"Nowadays when a swarm arrives I am worried, but not about the bees," says Ms. Mornet. "I know they are not aggressive when they swarm. But I'm worried about Mr. Malvezin falling off the roof ..."
Other Parisians who find themselves living next to beehives are not so tolerant, complains Schakemundès. "When neighbors see a hive they get stung, and when they don't see a hive they don't get stung," he shrugs. "That's how neighbors are."
Nor are bees any respecters of person. Paucton remembers the call from the "Société Général," one of France's biggest banks. The CEO's conference room was buzzing. One of his hives had swarmed, he realized, and he had to smoke the trespassers out of the bank's chimney. Only when a swarm goes into attack mode are bees dangerous, Malvezin points out (and when that happened in the Luxembourg Gardens they had to close the whole park). Still, it's a challenge to start keeping bees, he says, because "you have to master your fear."

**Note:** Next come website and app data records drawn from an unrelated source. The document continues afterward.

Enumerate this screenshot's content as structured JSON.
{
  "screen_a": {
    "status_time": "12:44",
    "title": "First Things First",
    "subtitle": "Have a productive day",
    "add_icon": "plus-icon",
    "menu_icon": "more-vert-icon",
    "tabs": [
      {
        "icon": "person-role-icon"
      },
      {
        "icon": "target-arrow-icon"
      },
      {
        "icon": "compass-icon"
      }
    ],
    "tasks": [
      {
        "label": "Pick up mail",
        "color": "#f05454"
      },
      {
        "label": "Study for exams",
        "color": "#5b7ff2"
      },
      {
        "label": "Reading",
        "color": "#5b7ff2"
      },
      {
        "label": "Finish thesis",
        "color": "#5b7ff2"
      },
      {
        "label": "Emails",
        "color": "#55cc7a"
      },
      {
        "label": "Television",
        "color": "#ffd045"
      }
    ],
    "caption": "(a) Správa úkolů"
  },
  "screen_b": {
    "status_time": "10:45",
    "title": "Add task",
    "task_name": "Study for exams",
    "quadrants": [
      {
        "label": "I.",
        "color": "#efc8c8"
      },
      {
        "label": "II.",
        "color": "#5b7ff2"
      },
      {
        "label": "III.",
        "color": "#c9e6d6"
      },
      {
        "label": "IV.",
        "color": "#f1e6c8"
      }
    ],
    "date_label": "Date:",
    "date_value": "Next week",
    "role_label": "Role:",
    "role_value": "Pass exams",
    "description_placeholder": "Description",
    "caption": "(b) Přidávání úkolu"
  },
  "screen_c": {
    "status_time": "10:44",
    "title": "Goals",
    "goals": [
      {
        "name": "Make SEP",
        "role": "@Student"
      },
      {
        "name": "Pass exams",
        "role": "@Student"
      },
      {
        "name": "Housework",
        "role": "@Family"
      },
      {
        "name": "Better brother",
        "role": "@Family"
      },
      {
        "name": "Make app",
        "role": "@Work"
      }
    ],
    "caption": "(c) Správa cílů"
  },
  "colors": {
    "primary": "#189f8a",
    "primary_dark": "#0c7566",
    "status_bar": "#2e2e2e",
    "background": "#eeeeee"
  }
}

Beekeeping, he adds, has taught him a lot. "I was a bit hot-tempered, but I've learned respect and calm and patience," he says. "To start with, I just wanted to show I could do the same thing as friends of mine were doing. It could have been raising elephants, for all the interest I had in bees."
"Ah," interjects Bonnefond. "But you couldn't have kept 10,000 elephants in your kitchen."